* Task statement *
Reproduce all entries verbatim, with nothing added or dropped.

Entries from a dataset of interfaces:
------
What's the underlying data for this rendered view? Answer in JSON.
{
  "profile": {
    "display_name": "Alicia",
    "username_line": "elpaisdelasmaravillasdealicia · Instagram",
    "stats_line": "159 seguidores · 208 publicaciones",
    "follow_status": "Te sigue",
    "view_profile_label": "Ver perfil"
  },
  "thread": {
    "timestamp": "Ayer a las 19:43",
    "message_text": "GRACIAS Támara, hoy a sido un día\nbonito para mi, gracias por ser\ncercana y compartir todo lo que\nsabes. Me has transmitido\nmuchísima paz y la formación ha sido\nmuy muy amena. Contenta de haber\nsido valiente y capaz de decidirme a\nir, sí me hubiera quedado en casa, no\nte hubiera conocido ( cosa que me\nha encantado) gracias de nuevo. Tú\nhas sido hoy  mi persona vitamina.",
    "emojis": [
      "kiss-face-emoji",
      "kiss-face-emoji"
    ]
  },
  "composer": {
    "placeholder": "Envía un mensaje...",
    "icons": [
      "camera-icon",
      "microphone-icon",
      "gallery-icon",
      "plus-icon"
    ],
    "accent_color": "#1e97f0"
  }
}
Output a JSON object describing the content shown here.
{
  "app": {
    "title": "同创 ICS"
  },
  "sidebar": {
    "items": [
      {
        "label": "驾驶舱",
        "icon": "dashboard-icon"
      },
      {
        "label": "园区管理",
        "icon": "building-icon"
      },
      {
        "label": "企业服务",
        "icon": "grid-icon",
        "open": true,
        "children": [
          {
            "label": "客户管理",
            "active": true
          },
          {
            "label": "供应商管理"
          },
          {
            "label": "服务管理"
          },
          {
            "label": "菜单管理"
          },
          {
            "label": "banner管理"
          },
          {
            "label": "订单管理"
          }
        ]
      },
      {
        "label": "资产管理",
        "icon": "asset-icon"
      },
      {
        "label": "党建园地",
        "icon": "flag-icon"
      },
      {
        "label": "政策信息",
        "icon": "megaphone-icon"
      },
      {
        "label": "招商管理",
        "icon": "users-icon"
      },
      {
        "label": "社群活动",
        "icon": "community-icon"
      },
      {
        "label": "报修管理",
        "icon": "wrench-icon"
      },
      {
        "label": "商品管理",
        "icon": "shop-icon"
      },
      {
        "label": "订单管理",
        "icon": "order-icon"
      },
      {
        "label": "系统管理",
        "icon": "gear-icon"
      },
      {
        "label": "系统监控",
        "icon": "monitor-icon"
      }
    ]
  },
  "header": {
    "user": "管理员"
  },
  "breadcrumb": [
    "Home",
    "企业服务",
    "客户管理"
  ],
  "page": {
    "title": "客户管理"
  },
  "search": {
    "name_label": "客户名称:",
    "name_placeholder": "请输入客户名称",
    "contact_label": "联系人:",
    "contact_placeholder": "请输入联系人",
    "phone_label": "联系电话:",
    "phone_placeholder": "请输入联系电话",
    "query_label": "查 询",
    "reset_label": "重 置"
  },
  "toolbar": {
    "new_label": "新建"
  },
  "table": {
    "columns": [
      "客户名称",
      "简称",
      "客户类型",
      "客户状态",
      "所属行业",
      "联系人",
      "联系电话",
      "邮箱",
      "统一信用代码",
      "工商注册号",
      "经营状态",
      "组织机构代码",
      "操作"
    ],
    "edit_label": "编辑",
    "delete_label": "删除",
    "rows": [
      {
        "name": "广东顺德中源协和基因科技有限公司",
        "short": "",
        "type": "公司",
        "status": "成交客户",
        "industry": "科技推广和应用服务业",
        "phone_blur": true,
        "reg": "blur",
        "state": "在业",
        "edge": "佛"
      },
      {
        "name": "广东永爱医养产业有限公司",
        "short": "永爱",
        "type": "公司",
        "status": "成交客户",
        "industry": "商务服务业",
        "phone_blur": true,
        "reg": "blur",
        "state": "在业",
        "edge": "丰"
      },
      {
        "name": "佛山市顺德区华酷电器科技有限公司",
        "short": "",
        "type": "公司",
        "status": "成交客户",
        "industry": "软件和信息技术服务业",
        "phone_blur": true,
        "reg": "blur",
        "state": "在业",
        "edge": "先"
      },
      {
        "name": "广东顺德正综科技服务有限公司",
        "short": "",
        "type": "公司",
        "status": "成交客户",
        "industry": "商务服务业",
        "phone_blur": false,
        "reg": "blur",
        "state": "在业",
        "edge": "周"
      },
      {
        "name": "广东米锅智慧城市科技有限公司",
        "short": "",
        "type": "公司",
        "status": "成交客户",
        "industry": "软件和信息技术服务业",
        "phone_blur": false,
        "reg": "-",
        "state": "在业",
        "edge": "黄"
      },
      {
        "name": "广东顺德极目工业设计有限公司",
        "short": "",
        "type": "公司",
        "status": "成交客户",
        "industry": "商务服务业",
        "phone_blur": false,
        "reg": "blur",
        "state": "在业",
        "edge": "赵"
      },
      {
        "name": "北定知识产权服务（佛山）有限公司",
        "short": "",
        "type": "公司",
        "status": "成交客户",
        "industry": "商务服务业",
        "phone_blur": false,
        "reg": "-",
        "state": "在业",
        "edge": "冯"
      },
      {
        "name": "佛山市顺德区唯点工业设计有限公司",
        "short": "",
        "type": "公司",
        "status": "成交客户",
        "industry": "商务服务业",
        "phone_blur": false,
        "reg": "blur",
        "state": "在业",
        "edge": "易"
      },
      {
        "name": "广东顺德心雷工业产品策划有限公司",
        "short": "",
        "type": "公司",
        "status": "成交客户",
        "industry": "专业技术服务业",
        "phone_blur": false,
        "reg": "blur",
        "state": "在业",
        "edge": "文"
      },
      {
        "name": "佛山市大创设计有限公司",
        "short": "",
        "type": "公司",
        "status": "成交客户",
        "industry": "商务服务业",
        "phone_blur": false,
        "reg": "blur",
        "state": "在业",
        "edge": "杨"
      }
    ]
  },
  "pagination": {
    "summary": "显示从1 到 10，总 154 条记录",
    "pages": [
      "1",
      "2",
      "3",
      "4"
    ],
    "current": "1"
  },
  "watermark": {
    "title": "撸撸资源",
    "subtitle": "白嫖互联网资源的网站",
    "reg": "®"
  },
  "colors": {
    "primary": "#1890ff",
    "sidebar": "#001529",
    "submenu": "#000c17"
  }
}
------
* Exercise solution *
What's the underlying data for this rendered view? Answer in JSON.
{
  "profile": {
    "display_name": "Alicia",
    "username_line": "elpaisdelasmaravillasdealicia · Instagram",
    "stats_line": "159 seguidores · 208 publicaciones",
    "follow_status": "Te sigue",
    "view_profile_label": "Ver perfil"
  },
  "thread": {
    "timestamp": "Ayer a las 19:43",
    "message_text": "GRACIAS Támara, hoy a sido un día\nbonito para mi, gracias por ser\ncercana y compartir todo lo que\nsabes. Me has transmitido\nmuchísima paz y la formación ha sido\nmuy muy amena. Contenta de haber\nsido valiente y capaz de decidirme a\nir, sí me hubiera quedado en casa, no\nte hubiera conocido ( cosa que me\nha encantado) gracias de nuevo. Tú\nhas sido hoy  mi persona vitamina.",
    "emojis": [
      "kiss-face-emoji",
      "kiss-face-emoji"
    ]
  },
  "composer": {
    "placeholder": "Envía un mensaje...",
    "icons": [
      "camera-icon",
      "microphone-icon",
      "gallery-icon",
      "plus-icon"
    ],
    "accent_color": "#1e97f0"
  }
}
Output a JSON object describing the content shown here.
{
  "app": {
    "title": "同创 ICS"
  },
  "sidebar": {
    "items": [
      {
        "label": "驾驶舱",
        "icon": "dashboard-icon"
      },
      {
        "label": "园区管理",
        "icon": "building-icon"
      },
      {
        "label": "企业服务",
        "icon": "grid-icon",
        "open": true,
        "children": [
          {
            "label": "客户管理",
            "active": true
          },
          {
            "label": "供应商管理"
          },
          {
            "label": "服务管理"
          },
          {
            "label": "菜单管理"
          },
          {
            "label": "banner管理"
          },
          {
            "label": "订单管理"
          }
        ]
      },
      {
        "label": "资产管理",
        "icon": "asset-icon"
      },
      {
        "label": "党建园地",
        "icon": "flag-icon"
      },
      {
        "label": "政策信息",
        "icon": "megaphone-icon"
      },
      {
        "label": "招商管理",
        "icon": "users-icon"
      },
      {
        "label": "社群活动",
        "icon": "community-icon"
      },
      {
        "label": "报修管理",
        "icon": "wrench-icon"
      },
      {
        "label": "商品管理",
        "icon": "shop-icon"
      },
      {
        "label": "订单管理",
        "icon": "order-icon"
      },
      {
        "label": "系统管理",
        "icon": "gear-icon"
      },
      {
        "label": "系统监控",
        "icon": "monitor-icon"
      }
    ]
  },
  "header": {
    "user": "管理员"
  },
  "breadcrumb": [
    "Home",
    "企业服务",
    "客户管理"
  ],
  "page": {
    "title": "客户管理"
  },
  "search": {
    "name_label": "客户名称:",
    "name_placeholder": "请输入客户名称",
    "contact_label": "联系人:",
    "contact_placeholder": "请输入联系人",
    "phone_label": "联系电话:",
    "phone_placeholder": "请输入联系电话",
    "query_label": "查 询",
    "reset_label": "重 置"
  },
  "toolbar": {
    "new_label": "新建"
  },
  "table": {
    "columns": [
      "客户名称",
      "简称",
      "客户类型",
      "客户状态",
      "所属行业",
      "联系人",
      "联系电话",
      "邮箱",
      "统一信用代码",
      "工商注册号",
      "经营状态",
      "组织机构代码",
      "操作"
    ],
    "edit_label": "编辑",
    "delete_label": "删除",
    "rows": [
      {
        "name": "广东顺德中源协和基因科技有限公司",
        "short": "",
        "type": "公司",
        "status": "成交客户",
        "industry": "科技推广和应用服务业",
        "phone_blur": true,
        "reg": "blur",
        "state": "在业",
        "edge": "佛"
      },
      {
        "name": "广东永爱医养产业有限公司",
        "short": "永爱",
        "type": "公司",
        "status": "成交客户",
        "industry": "商务服务业",
        "phone_blur": true,
        "reg": "blur",
        "state": "在业",
        "edge": "丰"
      },
      {
        "name": "佛山市顺德区华酷电器科技有限公司",
        "short": "",
        "type": "公司",
        "status": "成交客户",
        "industry": "软件和信息技术服务业",
        "phone_blur": true,
        "reg": "blur",
        "state": "在业",
        "edge": "先"
      },
      {
        "name": "广东顺德正综科技服务有限公司",
        "short": "",
        "type": "公司",
        "status": "成交客户",
        "industry": "商务服务业",
        "phone_blur": false,
        "reg": "blur",
        "state": "在业",
        "edge": "周"
      },
      {
        "name": "广东米锅智慧城市科技有限公司",
        "short": "",
        "type": "公司",
        "status": "成交客户",
        "industry": "软件和信息技术服务业",
        "phone_blur": false,
        "reg": "-",
        "state": "在业",
        "edge": "黄"
      },
      {
        "name": "广东顺德极目工业设计有限公司",
        "short": "",
        "type": "公司",
        "status": "成交客户",
        "industry": "商务服务业",
        "phone_blur": false,
        "reg": "blur",
        "state": "在业",
        "edge": "赵"
      },
      {
        "name": "北定知识产权服务（佛山）有限公司",
        "short": "",
        "type": "公司",
        "status": "成交客户",
        "industry": "商务服务业",
        "phone_blur": false,
        "reg": "-",
        "state": "在业",
        "edge": "冯"
      },
      {
        "name": "佛山市顺德区唯点工业设计有限公司",
        "short": "",
        "type": "公司",
        "status": "成交客户",
        "industry": "商务服务业",
        "phone_blur": false,
        "reg": "blur",
        "state": "在业",
        "edge": "易"
      },
      {
        "name": "广东顺德心雷工业产品策划有限公司",
        "short": "",
        "type": "公司",
        "status": "成交客户",
        "industry": "专业技术服务业",
        "phone_blur": false,
        "reg": "blur",
        "state": "在业",
        "edge": "文"
      },
      {
        "name": "佛山市大创设计有限公司",
        "short": "",
        "type": "公司",
        "status": "成交客户",
        "industry": "商务服务业",
        "phone_blur": false,
        "reg": "blur",
        "state": "在业",
        "edge": "杨"
      }
    ]
  },
  "pagination": {
    "summary": "显示从1 到 10，总 154 条记录",
    "pages": [
      "1",
      "2",
      "3",
      "4"
    ],
    "current": "1"
  },
  "watermark": {
    "title": "撸撸资源",
    "subtitle": "白嫖互联网资源的网站",
    "reg": "®"
  },
  "colors": {
    "primary": "#1890ff",
    "sidebar": "#001529",
    "submenu": "#000c17"
  }
}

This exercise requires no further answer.